Three Faiths, Interviews
Meet the Scholar: Nerina Rustomji
About 6 years ago, I was taking an undergraduate class on the history of the Modern Middle East taught by Professor Nerina Rustomji of St. John's University. The class opened my eyes to the complexity of the region. She challenged us to look differently at the historic and ongoing conflicts in the area and America's intricate relationships with Middle Eastern countries before September 11th. It was a deeply fascinating course and broadened my own research interest in this field as well.
Today, Nerina Rustomji, an expert in Islamic eschatology, is a Wertheim Scholar at NYPL. She will be delivering a free presentation on her research entitled, "The Virgins of Islamic Paradise: A Global History" on Thursday, July 19th in The Stephen A. Schwarzman Building in South Court Auditorium.

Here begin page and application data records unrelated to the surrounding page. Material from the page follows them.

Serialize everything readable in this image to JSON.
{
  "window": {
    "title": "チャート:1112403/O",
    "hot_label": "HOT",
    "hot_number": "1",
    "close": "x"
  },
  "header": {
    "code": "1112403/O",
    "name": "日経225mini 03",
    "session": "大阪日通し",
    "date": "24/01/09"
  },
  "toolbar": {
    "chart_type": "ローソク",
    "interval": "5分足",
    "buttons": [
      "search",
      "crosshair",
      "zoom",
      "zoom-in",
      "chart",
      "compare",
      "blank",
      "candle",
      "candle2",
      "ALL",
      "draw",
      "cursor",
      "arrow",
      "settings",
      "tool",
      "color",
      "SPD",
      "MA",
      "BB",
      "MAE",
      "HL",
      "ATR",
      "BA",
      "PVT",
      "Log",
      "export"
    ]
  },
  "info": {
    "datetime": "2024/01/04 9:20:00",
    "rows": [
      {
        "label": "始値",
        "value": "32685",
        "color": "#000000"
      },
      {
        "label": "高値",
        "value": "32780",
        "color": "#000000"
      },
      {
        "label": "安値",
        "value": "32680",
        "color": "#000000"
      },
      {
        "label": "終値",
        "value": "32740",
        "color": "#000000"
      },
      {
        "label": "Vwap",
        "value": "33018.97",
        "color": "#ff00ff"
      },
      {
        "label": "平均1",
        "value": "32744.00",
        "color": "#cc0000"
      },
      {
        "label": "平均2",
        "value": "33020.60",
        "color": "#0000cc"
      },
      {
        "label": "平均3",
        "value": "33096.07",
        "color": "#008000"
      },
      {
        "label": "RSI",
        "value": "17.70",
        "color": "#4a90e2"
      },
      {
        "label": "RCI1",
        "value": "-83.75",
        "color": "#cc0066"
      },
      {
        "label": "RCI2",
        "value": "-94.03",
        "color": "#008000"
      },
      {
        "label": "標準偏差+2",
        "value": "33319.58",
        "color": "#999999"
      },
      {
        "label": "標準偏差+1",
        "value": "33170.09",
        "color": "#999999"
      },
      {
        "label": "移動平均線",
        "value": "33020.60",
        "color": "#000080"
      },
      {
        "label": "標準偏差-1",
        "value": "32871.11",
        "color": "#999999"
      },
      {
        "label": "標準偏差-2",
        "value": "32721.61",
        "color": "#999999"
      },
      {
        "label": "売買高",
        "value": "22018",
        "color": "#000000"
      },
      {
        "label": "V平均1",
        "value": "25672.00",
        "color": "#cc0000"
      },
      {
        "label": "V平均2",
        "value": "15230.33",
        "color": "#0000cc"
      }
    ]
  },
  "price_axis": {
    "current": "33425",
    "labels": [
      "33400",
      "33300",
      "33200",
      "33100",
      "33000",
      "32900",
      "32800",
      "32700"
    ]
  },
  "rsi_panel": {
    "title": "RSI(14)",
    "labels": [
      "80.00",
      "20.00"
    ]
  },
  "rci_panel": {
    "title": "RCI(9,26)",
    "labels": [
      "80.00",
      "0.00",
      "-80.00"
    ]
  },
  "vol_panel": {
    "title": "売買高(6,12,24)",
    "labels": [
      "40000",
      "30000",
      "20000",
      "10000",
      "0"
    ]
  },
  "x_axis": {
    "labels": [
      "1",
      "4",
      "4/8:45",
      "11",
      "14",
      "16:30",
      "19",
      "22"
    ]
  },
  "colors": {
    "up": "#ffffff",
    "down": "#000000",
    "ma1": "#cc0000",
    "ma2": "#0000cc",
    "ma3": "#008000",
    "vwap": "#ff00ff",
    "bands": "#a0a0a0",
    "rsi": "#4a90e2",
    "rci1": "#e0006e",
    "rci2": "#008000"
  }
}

I had a chance to ask her some questions about her current research project:
How did you get into this research topic?
The reading public drove this project. My first book was about the history of heaven and hell in Islamic culture, and every time I gave a public lecture, I would be asked “do men really get virgins if they are in paradise" and "what do women get?” After a few times, I would answer the questions even before I began the substance of the lecture. Then one day, I picked up the New York Times and read a Nicolas Kristof op-ed column about the houris as white raisins. It stunned me. In graduate school, we read some of the most arcane Arabic texts, and it never occurred to me that a New York Times columnist would be parsing medieval Arabic grammar for his national column. On that day, I realized I needed to write this book. So I have many people and Nicolas Kristof to thank, really.
What has been the most fascinating discovery of your research so far?
In Ivanhoe, Sir Walter Scott refers to Rebecca the Jewess as a houri. We can understand this as a kind of vision of the Orient, but I think the depiction of Rebecca is more interesting than that. And that she was referred to a Muslim celestial being is fascinating. I don’t think anyone would conflate Jewish identity and Muslim theology today.
What type of materials have you perused to conduct your research and has it been difficult to access some of these resources?
There are three distinct kinds of texts in the project—contemporary media in English and Arabic, early modern and modern English and French literature, and classical Islamic theological manuals. The problem with the project is not access. The problem is that there is so much material to sift through. The houris are referred to in casual ways in newspaper articles and blogs, and making meaning of these sometimes fleeting references has been a daunting task. Also, I am still learning to be a good cataloguer of Internet sites. I read something one day, and it disappears the next.
What are you currently reading outside of your research field?
These days Mohsin Hamid's How to Get Filthy Rich in Rising Asia, but generally, I have two summer traditions—cheap mysteries and one Shakespearean play. Both are deeply satisfying, but in very different ways.
Have you encountered future project ideas that you'd like to work on after this one?
A history of September 11th.
Additional Resources on Islam and Islamic Eschatology
- Images of Paradise in Islamic Art edited by Sheila S. Blair and Jonathan M. Bloom; with contributions by A. Kevin Reinhart, Gene R. Garthwaite, Walter B. Denny
- The Islamic Understanding of Death and Resurrection by Jane Idleman Smith, Yvonne Yazbeck Haddad
- Life Hereafter in Islam : a Study of Maududi & Parwez by Muhammad Yusuf Qamar
- Muhammad's Grave: Death Rites and the Making of Islamic Society by Leor Halevi
- The Prophet's Ascension: Cross-Cultural Encounters with the Islamic Mi'rāj Tales edited by Christiane Gruber and Frederick Colby
- The Qur'an: a Biography by Bruce Lawrence
- Studies in Muslim Apocalyptic by David Cook
- Women in Moslem Paradise by Fatima Mernissi
- More on Islamic Eschatology